Mostly, though, the system has evolved into applying Roundup and then coming back with paraquat.
The approach held up well for years but issues are now at hand. Researchers have confirmed cross-resistance to Roundup and paraquat among populations of tall fleabane. Essentially, fleabane slipped past the common double-knock approach – an initial glyphosate application followed by a paraquat spray 7 days later.
In a comparison, one of the biotypes was 4.9 times more resistant to paraquat than a susceptible biotype.
“While this level of resistance is generally considered ‘moderate,’ it is clear that resistance is building and must be taken very seriously, given the importance of the double-knock tactic in most cotton and grain production systems in Australia,” writes Cindy Benjamin on the Australian-based WeedSmart website.
After the initial Roundup application, herbicide injury was obvious on the resistant populations. That included narrowing of leaves and slow growth. But when the second application went on – the paraquat part of the double knock – those plants survived and fared well enough to produce seed.
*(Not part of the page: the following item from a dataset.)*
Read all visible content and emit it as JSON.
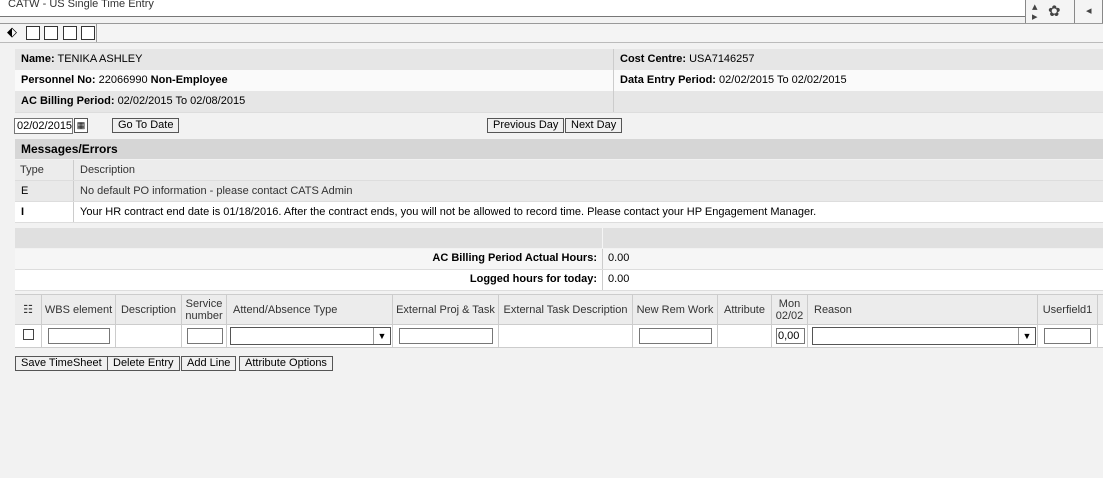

The resistant populations were collected in Queensland and New South Wales — Australia’s cotton states — as part of a resistance survey funded by the nation’s cotton checkoff program. This is the first paraquat-resistant tall fleabane identified in the Australia, although it has also surfaced in Japan, Sri Lanka and Taiwan.
Plenty Of Seed To Go Around?
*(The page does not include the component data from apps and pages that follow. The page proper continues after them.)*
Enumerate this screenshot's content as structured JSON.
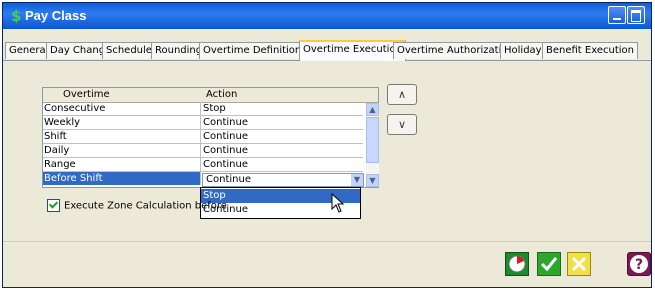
{
  "window": {
    "title": "Pay Class",
    "app_icon_glyph": "$",
    "colors": {
      "titlebar": "#0a58d0",
      "selection": "#316ac5",
      "tab_accent": "#ffc73c"
    }
  },
  "tabs": [
    {
      "label": "General",
      "active": false
    },
    {
      "label": "Day Change",
      "active": false
    },
    {
      "label": "Schedule",
      "active": false
    },
    {
      "label": "Rounding",
      "active": false
    },
    {
      "label": "Overtime Definition",
      "active": false
    },
    {
      "label": "Overtime Execution",
      "active": true
    },
    {
      "label": "Overtime Authorization",
      "active": false
    },
    {
      "label": "Holiday",
      "active": false
    },
    {
      "label": "Benefit Execution",
      "active": false
    }
  ],
  "table": {
    "columns": [
      "Overtime",
      "Action"
    ],
    "rows": [
      {
        "overtime": "Consecutive",
        "action": "Stop"
      },
      {
        "overtime": "Weekly",
        "action": "Continue"
      },
      {
        "overtime": "Shift",
        "action": "Continue"
      },
      {
        "overtime": "Daily",
        "action": "Continue"
      },
      {
        "overtime": "Range",
        "action": "Continue"
      },
      {
        "overtime": "Before Shift",
        "action": "Continue",
        "selected": true
      }
    ]
  },
  "dropdown": {
    "selected": "Continue",
    "options": [
      "Stop",
      "Continue"
    ],
    "highlighted": "Stop"
  },
  "checkbox": {
    "label": "Execute Zone Calculation before",
    "checked": true
  },
  "footer_buttons": [
    {
      "name": "clock-icon"
    },
    {
      "name": "ok-icon"
    },
    {
      "name": "cancel-icon"
    },
    {
      "name": "help-icon"
    }
  ]
}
That significantly raises the stakes, says Md Asaduzzaman, a weed researcher with the New South Wales Department of Primary Industries.
“This species produces a large quantity of seed, germinates quickly and the seed can travel over 10 kilometers (6 miles) in the wind,” he points out. “So, dispersal of paraquat / glyphosate-resistance traits will be impossible to contain.”
Researchers in 2013 confirmed that a population of annual ryegrass also had developed resistance to both Roundup and paraquat.
“Having demonstrated resistance to the dual application of these herbicides in the otherwise effective double-knock tactic is cause for great concern,” Benjamin notes in her report. “Weed populations take longer to evolve resistance to paraquat and glyphosate (Roundup) compared to some other modes of action, but it will happen after years of regular applications without survivor control.”
No Survivors – That’s The Objective
Field crops can compete against fleabane, given the right circumstances, Benjamin writes, but the weed gains the advantage in thinnish wide-row crops like dryland cotton.
“Combating herbicide resistance and keeping weed numbers low will require the implementation of a wider range of weed control tactics rather than relying heavily on the double-knock tactic,” she adds.
The key to regaining control rests on monitoring and removing survivors, emphasizes Asaduzzaman. He points to the Australian cotton industry’s weed control strategy of “2+2 and zero” – going with 2 non-glyphosate tactics in the crop plus 2 non-glyphosate tactics in the fallow period and then ensuring zero survivors.